Dr. R.C. Sproul, noting that the phrase total depravity is not always the most helpful way to summarize what we really mean regarding the impact of sin on humanity, has proposed that we instead use the phrase radical corruption. The advantage of this phrase is twofold. First, the word corruption helps to clarify that the Bible’s doctrine of sin does not mean that people are as evil as they could possibly be. As bad as we are apart from divine grace, we still retain some knowledge of the good and can still do good in an external sense, though not in a way that is fully pleasing to the Lord (Luke 11:11–13). We are not utterly depraved, because we could always act more wickedly than we do. Instead, we are corrupted in every part of our being. Every aspect of ourselves is fallen; nothing has escaped the taint of sin.
The second advantage of the phrase radical corruption is that the word radical captures well the idea that all of our nature has been affected by sin. The English term radical comes from the Latin word radix, which means “root.” To say we are radically corrupted is to say that our sin and fallenness affect not merely the periphery of our natures but get to the very heart of who we are. Sin has not simply made some aspects of our humanity weak; rather, it has infected every constituent aspect of human nature. Since the fall, we are not basically good; we are not mixtures of good and evil in which the good outweighs the bad. Instead, our bent is away from God and the things that please Him. To the extent that we do what is good outwardly, we do it not because we love Him but because we fear punishment and because we want to puff ourselves up with pride.
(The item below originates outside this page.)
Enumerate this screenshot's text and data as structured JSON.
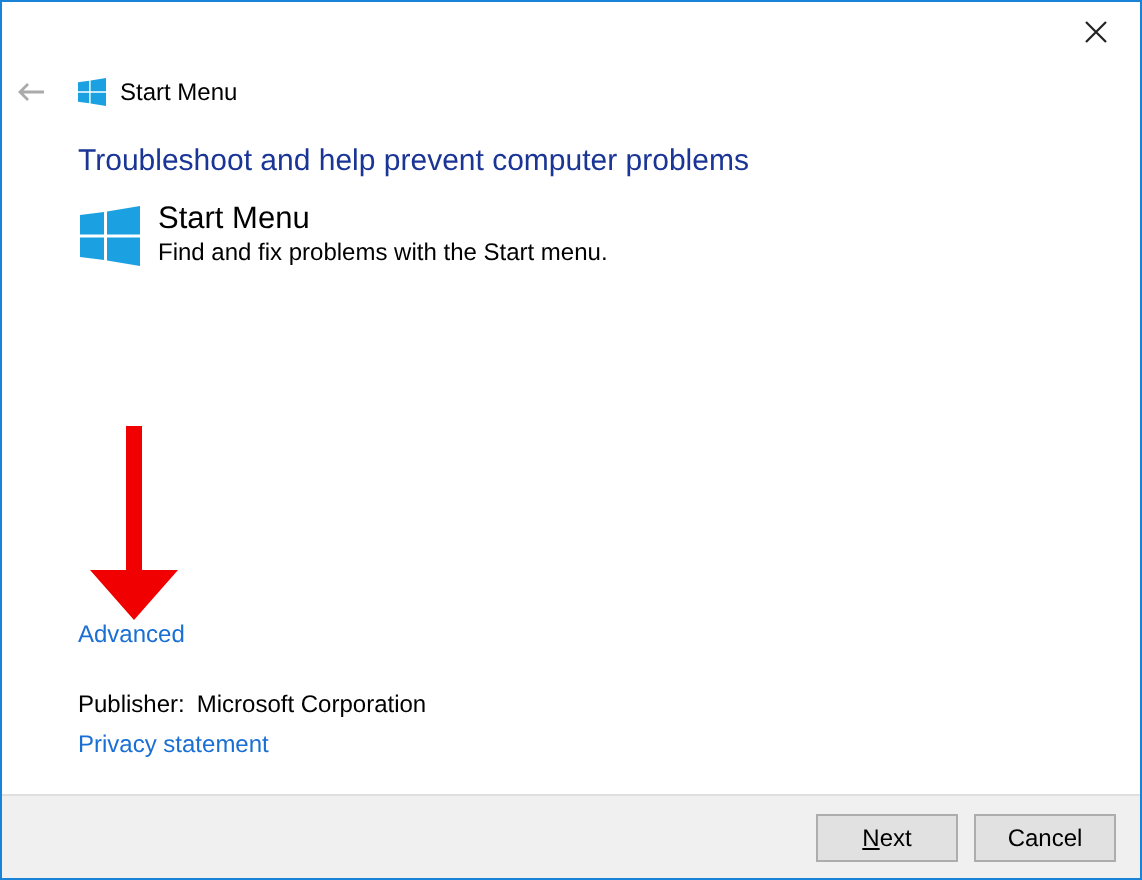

Perhaps the clearest illustration of our radical corruption is that sin has affected even our minds. Many people believe that although we are now inclined toward sin, our minds have been essentially unaffected by the fall. Apart from grace, we can still reason our way to faith and our thinking is not affected by sin. Of course, we do not deny that fallen people still have the capacity to think logically and to use reason; however, the effects of the fall are such that apart from grace, we will use these powers to reject our Creator. That is what Paul tells us in today’s passage (Rom. 1:21–23). In our radical corruption, we suppress what we know to be true and substitute the worship of idols for the worship of God. This effect of the fall on our minds is what theologians term the “noetic effects of sin.”